Responsibility for Outcomes, Risk,
and the Law of Torts
STEPHEN R. PERRY *
Can there be a non-consequentialist moral theory of negligence law, or, more generally, can there be a non-consequentialist moral theory capable of justifying the imposition of tortious liability for unintentional harm? Most corrective justice theorists say yes, but the basis of that answer is hardly obvious on its face. After all, the predominant scholarly view is that the negligence standard of reasonable care is to be understood in utilitarian or economic terms, and this view is shared even by some who call themselves deontologists (Hurd 1996). Furthermore, the actions that bring about unintentional harm are not typically culpable or blameworthy, and sometimes they are not in any sense wrongful either. But the notions of culpability, blameworthiness, and wrongfulness lie at the heart of non-consequentialist theories of the criminal law, and it would not be implausible to think that they are central to non-consequentialist thought generally. It is true that negligence is characterized by the law as a species of “fault, ” but this clearly does not refer to fault in the core sense of wrongful action motivated or accompanied by a culpable state of mind. Moreover there are a number of circumstances in which tort law imposes strict liability for unintentional harm, and in these cases the law does not even purport to claim that the action giving rise to the harm is to be regarded as faulty. Is it possible to account in non-consequentialist terms for the full range of tortious liability for unintentional injury?

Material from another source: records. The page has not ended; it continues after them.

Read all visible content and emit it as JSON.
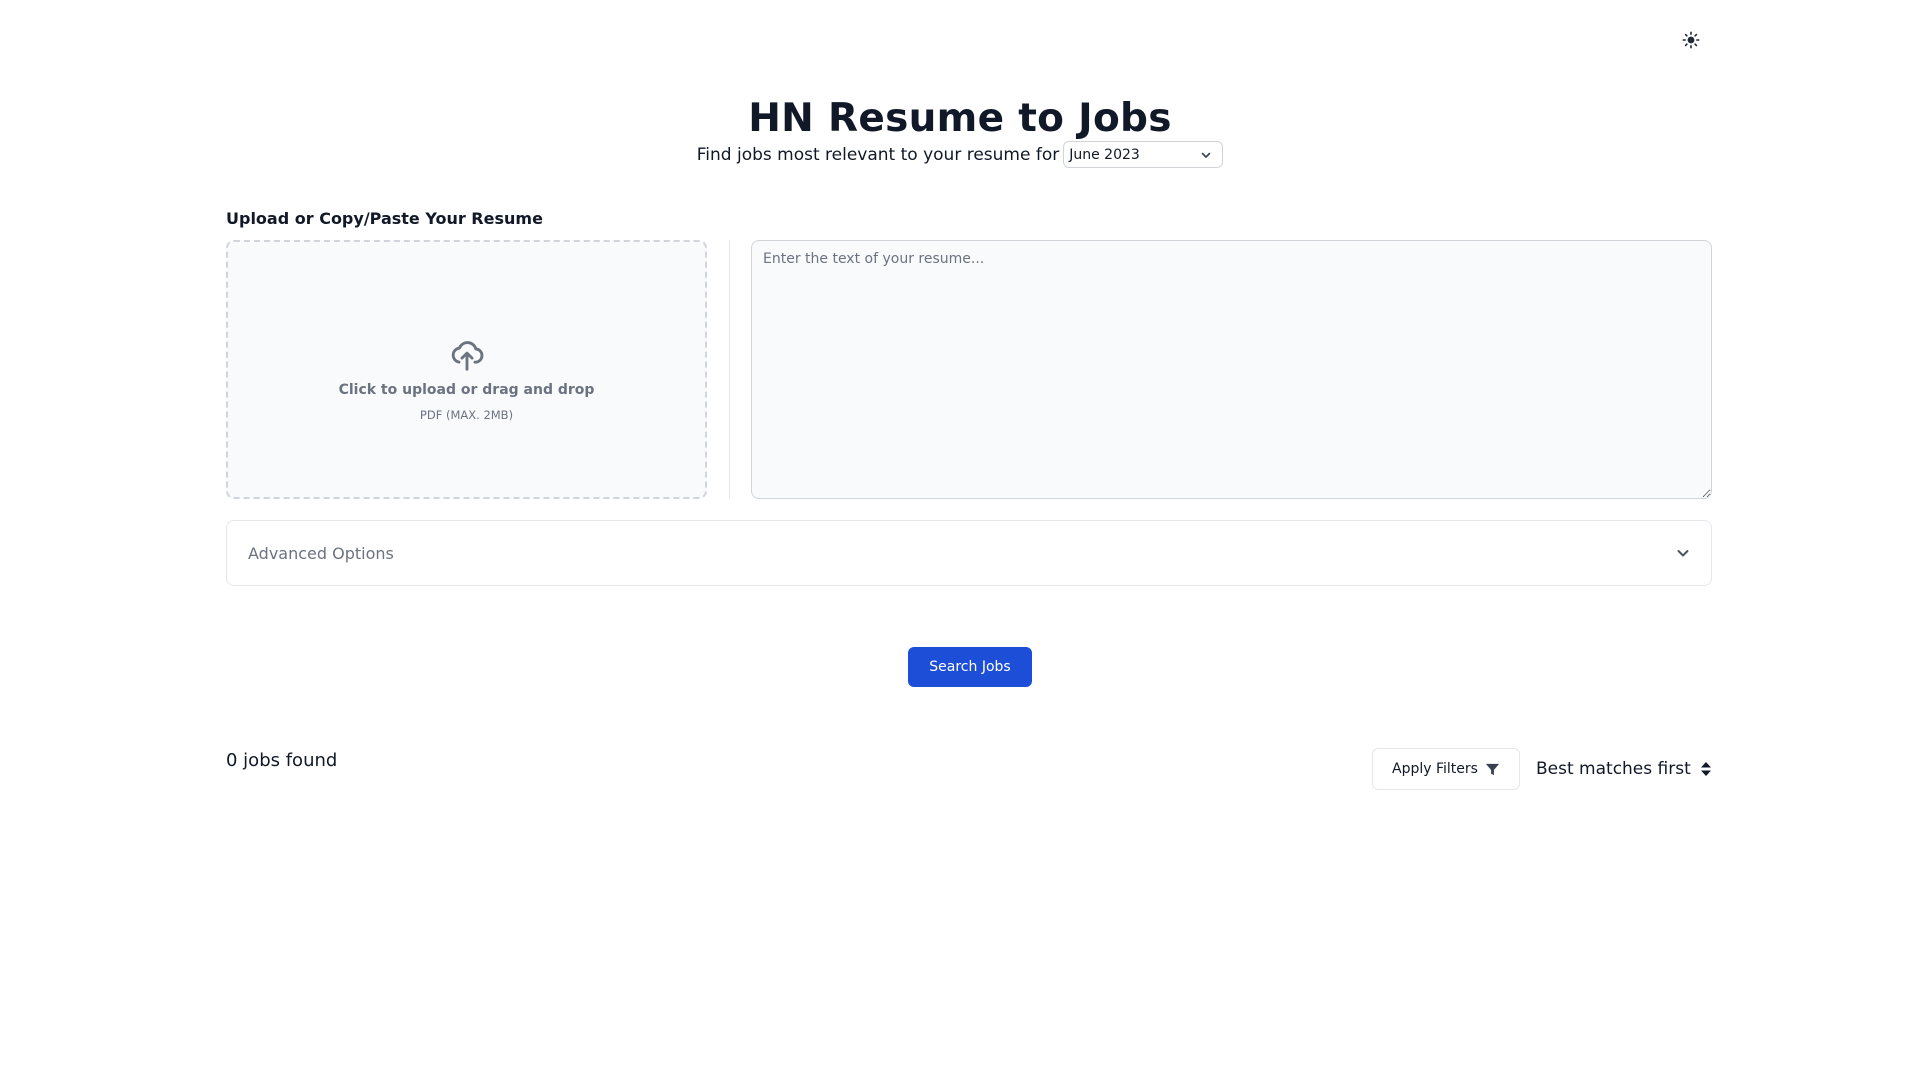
{
  "header": {
    "title": "HN Resume to Jobs",
    "subtitle": "Find jobs most relevant to your resume for",
    "month_selected": "June 2023",
    "theme_toggle_icon": "sun-icon"
  },
  "upload": {
    "section_label": "Upload or Copy/Paste Your Resume",
    "dropzone_main": "Click to upload or drag and drop",
    "dropzone_sub": "PDF (MAX. 2MB)",
    "textarea_placeholder": "Enter the text of your resume..."
  },
  "advanced": {
    "label": "Advanced Options"
  },
  "actions": {
    "search_label": "Search Jobs"
  },
  "results": {
    "count_text": "0 jobs found",
    "filters_label": "Apply Filters",
    "sort_label": "Best matches first"
  },
  "colors": {
    "primary": "#1d4ed8",
    "text": "#111827",
    "muted": "#6b7280",
    "border": "#d1d5db"
  }
}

To answer the questions posed in the preceding paragraph, it will be helpful to draw the following distinction. Sometimes we say of a person, generally in a context in which blame or punishment is at stake, that he is responsible for some specific action, where the action in question consists, in the usual case, of reprehensible conduct of some kind. At other times we say rather that someone is responsible for a certain state of affairs, meaning that he is responsible for that state of affairs having come into being. If we focus on positive acts, as I intend for the most part to do in this article, and leave aside omissions, the